Florian decides to try and board the ship sooner rather than later. He thinks traveling with the Poet and Klaus will help his case. Florian carries Klaus on his shoulders so that the group can better navigate the crowd. In the distance is the sound of artillery shells. Rumors fly through the crowd of Allied attacks on soldiers and civilians. A woman tries to buy Klaus, thinking she’ll have a better chance of getting on with a child, but the Poet and Florian reject her offer.
Florian wants to be on the ship because it will take him closer to his sister, but also because Joana and her fellow travelers will be on it. As he often is, Florian is torn between self interest and a sense of community. He lifts Klaus onto his shoulders partially out of kindness, but also partially because he knows if he looks related to Klaus he will be more likely to gain passage.
Florian, Klaus, and the Poet approach the harbor. Florian makes sure the blood from the wound on his side is visible, even as he considers his sippenhaft, or bloodguilt, an invisible wound. Because his father made maps for an assassination attempt on Hitler, he was hanged. Florian is guilty by association. Plus, Florian is now smuggling the key and map to the Amber Room, which will also spell out certain death if he is discovered. He reflects, “Beck blood was bad.”

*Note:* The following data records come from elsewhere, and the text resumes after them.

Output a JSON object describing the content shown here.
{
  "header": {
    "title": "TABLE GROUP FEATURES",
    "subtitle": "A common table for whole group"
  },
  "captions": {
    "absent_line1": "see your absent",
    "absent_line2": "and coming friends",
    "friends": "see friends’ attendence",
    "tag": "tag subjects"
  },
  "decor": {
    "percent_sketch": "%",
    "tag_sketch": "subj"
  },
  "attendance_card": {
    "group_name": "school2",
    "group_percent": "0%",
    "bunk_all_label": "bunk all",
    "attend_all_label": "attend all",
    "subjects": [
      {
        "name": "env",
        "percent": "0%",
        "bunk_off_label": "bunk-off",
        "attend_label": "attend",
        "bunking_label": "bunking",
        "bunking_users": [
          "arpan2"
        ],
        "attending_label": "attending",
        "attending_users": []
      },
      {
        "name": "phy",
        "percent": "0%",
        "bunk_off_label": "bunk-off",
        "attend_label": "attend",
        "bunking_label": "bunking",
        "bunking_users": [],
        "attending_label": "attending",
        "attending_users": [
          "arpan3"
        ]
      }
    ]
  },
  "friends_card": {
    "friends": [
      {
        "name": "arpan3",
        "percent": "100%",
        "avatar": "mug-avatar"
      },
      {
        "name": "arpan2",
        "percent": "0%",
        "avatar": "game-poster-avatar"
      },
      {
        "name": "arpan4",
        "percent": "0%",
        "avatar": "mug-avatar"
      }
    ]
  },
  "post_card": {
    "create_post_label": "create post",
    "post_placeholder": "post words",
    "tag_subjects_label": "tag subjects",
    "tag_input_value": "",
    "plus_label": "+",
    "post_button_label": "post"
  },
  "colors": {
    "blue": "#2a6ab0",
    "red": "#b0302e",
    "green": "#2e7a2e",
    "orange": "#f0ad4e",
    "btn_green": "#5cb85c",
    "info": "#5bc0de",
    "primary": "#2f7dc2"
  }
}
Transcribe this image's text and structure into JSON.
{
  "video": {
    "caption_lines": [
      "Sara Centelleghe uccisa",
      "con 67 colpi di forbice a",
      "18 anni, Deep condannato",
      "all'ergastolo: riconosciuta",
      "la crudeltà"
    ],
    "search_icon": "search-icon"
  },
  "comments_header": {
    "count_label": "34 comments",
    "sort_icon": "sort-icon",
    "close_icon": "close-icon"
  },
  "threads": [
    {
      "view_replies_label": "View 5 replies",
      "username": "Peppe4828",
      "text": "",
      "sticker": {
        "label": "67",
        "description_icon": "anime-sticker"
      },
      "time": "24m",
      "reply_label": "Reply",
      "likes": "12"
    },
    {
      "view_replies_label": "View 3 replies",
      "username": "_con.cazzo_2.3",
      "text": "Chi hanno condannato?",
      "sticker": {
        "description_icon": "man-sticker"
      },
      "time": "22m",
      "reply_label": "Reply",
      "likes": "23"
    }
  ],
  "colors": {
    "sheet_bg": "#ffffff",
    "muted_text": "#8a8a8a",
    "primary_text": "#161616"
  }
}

Florian’s connection to his father gives him strength. Revenge motivates him onwards, but it also puts him in danger. Florian worries that his “bad blood” has not only doomed him if he is captured by Nazis, but that it carries some kind of supernatural bad luck that will prevent him from escaping Germany.